The impact of the Crusades on World History is undeniable. The contact that the Crusaders had in the Middle East resulted in a transfusion and dissemination of ideas, technology, and culture between that region, Europe, and beyond.

The use of the papal indulgence, or the remission of sins and the guarantee of salvation for participating in the Crusades, increased from Pope Urban II’s first use of the indulgence. Soon it was used not only for those going to the Holy Land, but for those who fought against infidels in Spain, the Baltic region, or against heretics in Christendom. The indulgence was then extended to those who donated money to the effort. Eventually, the indulgence was simply sold as a way for the church to raise money. This abuse became one of the principle complaints of Martin Luther, which led to the Reformation (1517–1689).

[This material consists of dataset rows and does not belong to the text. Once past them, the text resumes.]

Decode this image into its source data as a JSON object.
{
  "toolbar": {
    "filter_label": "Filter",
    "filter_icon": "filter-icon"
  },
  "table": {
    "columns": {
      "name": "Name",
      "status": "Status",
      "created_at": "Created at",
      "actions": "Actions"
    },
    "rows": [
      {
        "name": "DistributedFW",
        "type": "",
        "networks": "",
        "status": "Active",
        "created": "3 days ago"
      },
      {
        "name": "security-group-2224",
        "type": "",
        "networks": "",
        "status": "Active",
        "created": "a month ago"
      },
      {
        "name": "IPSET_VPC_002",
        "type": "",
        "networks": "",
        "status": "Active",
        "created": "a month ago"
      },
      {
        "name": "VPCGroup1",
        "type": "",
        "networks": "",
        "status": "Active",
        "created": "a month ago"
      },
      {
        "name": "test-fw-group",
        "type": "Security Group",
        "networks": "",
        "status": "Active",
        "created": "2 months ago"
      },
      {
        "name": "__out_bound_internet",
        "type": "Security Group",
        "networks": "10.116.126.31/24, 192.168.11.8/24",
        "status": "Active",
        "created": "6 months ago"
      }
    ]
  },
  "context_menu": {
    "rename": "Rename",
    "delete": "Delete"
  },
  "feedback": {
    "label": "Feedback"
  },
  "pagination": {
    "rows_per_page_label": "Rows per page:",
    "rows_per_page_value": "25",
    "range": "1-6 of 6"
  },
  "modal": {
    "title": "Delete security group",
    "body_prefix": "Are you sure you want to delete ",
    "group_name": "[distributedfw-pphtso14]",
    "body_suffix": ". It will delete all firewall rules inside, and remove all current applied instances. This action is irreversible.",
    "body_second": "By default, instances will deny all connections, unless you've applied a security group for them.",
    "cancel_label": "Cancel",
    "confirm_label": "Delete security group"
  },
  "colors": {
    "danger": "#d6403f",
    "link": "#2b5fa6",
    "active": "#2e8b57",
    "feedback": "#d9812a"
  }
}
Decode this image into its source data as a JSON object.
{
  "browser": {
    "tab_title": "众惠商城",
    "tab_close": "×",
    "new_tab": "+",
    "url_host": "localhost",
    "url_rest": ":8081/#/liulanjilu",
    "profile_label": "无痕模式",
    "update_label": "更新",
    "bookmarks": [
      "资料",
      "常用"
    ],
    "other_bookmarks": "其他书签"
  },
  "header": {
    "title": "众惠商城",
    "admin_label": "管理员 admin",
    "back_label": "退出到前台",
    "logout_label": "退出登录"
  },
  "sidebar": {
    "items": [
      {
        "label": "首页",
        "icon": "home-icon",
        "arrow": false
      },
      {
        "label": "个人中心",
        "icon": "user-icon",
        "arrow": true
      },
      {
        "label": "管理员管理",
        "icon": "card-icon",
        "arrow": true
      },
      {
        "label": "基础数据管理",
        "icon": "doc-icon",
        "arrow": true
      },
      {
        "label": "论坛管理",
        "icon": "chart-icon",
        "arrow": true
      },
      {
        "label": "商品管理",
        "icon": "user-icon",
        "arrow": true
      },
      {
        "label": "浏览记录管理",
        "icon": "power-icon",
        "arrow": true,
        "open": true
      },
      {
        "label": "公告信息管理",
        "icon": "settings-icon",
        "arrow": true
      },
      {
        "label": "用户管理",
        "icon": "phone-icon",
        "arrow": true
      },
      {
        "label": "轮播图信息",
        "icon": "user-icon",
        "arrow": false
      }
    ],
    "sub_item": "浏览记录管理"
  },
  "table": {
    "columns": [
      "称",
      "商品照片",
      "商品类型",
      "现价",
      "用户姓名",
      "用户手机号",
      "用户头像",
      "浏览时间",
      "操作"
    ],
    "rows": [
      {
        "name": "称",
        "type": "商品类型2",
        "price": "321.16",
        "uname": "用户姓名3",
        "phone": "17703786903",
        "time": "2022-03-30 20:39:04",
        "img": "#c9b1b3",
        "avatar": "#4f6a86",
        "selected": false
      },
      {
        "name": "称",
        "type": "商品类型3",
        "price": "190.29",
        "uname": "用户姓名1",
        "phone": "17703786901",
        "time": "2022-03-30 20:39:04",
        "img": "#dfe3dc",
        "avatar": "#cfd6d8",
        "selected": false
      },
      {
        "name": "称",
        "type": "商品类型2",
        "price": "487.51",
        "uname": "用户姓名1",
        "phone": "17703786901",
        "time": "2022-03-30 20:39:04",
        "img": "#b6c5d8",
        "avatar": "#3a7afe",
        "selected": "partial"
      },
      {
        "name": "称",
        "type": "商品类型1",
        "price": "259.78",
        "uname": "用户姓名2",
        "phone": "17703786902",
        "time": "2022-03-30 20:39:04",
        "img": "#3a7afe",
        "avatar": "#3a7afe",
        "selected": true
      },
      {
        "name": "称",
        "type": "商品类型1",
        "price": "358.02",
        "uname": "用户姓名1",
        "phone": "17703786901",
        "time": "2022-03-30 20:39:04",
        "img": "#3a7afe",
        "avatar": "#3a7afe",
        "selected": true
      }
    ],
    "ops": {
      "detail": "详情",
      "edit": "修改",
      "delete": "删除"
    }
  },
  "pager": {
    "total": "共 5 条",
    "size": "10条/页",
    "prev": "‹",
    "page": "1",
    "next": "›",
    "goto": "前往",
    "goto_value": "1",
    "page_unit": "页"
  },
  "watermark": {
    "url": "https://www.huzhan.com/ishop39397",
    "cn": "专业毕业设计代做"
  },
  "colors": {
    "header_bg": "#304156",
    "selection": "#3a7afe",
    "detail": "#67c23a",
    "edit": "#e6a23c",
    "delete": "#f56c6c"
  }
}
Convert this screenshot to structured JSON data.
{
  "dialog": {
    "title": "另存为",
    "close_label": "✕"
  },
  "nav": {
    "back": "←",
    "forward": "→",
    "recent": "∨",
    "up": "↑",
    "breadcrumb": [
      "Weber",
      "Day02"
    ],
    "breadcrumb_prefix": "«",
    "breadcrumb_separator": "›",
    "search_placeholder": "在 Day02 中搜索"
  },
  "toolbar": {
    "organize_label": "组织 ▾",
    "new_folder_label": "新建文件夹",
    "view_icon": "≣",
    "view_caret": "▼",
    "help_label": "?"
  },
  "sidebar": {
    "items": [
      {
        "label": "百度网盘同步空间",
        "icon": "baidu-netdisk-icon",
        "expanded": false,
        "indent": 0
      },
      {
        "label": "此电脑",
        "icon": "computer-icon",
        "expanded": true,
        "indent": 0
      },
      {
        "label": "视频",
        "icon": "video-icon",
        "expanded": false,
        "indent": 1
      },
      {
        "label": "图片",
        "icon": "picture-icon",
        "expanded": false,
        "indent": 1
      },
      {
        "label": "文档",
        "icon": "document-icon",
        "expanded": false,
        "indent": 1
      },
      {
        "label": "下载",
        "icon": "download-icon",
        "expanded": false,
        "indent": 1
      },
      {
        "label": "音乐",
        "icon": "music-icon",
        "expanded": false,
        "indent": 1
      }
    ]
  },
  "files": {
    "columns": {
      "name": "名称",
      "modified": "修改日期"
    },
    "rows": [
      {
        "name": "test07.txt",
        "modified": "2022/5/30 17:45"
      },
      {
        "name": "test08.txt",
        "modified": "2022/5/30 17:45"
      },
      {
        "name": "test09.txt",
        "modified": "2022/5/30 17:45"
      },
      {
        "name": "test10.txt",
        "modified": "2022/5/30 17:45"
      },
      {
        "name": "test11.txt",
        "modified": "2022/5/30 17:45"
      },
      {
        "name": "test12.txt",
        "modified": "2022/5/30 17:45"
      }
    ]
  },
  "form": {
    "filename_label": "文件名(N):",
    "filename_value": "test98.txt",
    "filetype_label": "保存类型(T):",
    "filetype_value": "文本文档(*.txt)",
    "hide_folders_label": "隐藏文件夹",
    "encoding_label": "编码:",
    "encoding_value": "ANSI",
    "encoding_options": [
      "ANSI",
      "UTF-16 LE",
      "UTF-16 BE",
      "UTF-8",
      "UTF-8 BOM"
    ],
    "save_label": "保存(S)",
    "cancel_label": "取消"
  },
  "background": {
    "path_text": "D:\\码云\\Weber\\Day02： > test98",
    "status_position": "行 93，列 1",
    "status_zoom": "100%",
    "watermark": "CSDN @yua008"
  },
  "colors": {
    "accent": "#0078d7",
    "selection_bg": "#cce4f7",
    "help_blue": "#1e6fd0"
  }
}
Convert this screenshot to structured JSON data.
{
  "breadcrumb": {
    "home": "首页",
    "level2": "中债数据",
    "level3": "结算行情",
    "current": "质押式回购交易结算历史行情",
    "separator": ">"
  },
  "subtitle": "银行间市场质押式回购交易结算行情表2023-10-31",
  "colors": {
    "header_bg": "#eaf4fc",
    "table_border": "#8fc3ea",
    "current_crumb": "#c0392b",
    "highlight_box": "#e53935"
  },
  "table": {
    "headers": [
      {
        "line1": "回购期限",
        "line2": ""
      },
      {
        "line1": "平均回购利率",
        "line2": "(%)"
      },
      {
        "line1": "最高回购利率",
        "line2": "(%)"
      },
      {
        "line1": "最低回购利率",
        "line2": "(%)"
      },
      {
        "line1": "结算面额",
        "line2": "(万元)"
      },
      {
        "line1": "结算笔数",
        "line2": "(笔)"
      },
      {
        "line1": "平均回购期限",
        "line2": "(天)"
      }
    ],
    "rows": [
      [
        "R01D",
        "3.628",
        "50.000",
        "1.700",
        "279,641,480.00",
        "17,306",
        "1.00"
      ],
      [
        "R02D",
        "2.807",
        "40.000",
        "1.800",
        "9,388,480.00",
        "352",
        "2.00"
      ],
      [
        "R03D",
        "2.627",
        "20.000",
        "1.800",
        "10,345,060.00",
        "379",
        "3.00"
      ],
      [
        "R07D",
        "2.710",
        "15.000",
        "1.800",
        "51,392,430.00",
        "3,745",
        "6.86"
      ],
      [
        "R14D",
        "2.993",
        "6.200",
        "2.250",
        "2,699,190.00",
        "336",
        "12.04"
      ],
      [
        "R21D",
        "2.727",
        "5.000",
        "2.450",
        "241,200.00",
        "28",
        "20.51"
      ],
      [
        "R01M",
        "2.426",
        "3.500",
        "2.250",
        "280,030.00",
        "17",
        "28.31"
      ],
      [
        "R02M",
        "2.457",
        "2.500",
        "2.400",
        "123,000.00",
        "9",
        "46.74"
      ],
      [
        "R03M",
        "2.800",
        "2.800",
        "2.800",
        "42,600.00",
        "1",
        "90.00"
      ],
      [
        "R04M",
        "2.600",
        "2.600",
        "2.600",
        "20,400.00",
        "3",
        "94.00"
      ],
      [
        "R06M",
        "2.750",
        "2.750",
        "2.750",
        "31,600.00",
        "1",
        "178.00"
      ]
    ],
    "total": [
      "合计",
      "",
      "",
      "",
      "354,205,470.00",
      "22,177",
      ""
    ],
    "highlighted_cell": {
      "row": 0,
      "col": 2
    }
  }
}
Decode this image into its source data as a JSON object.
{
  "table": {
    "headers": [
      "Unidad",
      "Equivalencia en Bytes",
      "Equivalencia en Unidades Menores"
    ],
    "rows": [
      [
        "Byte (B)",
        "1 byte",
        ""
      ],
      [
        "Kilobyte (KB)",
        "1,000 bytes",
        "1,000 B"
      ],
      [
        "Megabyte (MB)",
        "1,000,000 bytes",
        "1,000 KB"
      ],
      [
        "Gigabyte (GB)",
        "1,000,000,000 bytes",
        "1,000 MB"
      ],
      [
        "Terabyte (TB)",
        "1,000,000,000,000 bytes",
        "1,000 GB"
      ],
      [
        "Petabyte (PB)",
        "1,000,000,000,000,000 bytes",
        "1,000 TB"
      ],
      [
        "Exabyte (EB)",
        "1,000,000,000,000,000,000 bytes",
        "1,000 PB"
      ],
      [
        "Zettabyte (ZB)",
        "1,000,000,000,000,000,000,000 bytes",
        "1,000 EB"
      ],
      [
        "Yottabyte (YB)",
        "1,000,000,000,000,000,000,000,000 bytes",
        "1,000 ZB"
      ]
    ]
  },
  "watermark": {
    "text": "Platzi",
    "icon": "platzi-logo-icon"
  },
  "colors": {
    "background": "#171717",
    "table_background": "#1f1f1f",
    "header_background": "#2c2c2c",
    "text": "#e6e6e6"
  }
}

The Inquisition also came out of the Crusades. This program of rooting out heresy came out during the Albigensian Crusade (a crusade in southern France against a heretical group in 1208–1229). After the Crusade, to ensure that heresy had been stamped out, the Inquisitors interrogated and tortured anyone suspected of not adhering to the doctrine of the Church. Best known as the Spanish Inquisition, the Inquisition became a standard tool of the Church in the later Middle Ages and throughout the Reformation.

The Crusades also served as an opportunity for centralization, not only in Europe but also in the Middle East. The Crusades made long-range planning and organization absolutely necessary. For a king to go on Crusade meant a massive mobilization of men and resources. Furthermore, he had to ensure the state ran smoothly in his absence, a requirement that often demanded better organization within a state. It should be remembered that states also expanded by taking advantage of the absence of various rulers, such as Philip Augustus’s opportunism against the domains of Richard I.

This was also seen in the Muslim world. Before the Crusades, Syria was a hodgepodge of small polities and city-states. The need for unity forced leaders to consider consolidating the region to mobilize more resources against the Crusaders, a unification that was carried on until completed with Saladin. Even after Saladin’s successors were overthrown by the Mamluks after the battle of Mansurah, the Mamluks maintained that unity, forever transforming the politics of the region.

The Crusades continued to live in the minds of politicians and writers in the nineteenth century. In the age of Imperialism, Europeans (especially the French) viewed the Crusades as a glorious period that justified their own expansion. Others would use it as a way of explaining Western expansion and dominance during the modern period. The adventurism and drive of the Crusaders demonstrated Europe’s dominance over other countries.

While the interpretation was inaccurate—considering that when they started the Crusaders were viewed by Byzantines and Muslims alike as rude, crude, and socially unacceptable—there is an element of truth in it. The Reconquista of Spain was a territorial war which transformed into a holy war to drive the Muslims from Spain. The Spanish victory in 1492 allowed Spain to fund Christopher Columbus’s journey. Furthermore, it instilled a religious zeal among the Spanish and Portuguese that carried over as part of their empires. They expanded not only for empire, but to spread the glory of Christianity to the infidels.

In addition, ideas about fortification expanded. As they traveled back to Europe, the Crusaders brought with them Byzantine and Islamic ideas about architecture and other matters. Meanwhile, European siege weapons (such as the counterweight trebuchet) entered the Middle East, eventually making their way to China in the late thirteenth century.

Trade networks were also extended. The Italian city-states benefited greatly from the Crusades. Although they participated in them, they also traded with Muslim states. Even after the Crusaders were expelled, many Italians remained active in trading in the Middle East.

Madden, Thomas F. The New Concise History of the Crusades. Oxford: Rowman and Littlefield, 2006.

Marshall, Christopher. Warfare in the Latin East, 1192–1291. Cambridge: Cambridge University Press, 1992.

Richard, Jean. The Crusades. Cambridge: Cambridge University Press, 1999.

Tyerman, Christopher. God’s War: A New History of the Crusades. Cambridge, Mass.: Belknap Press, 2006.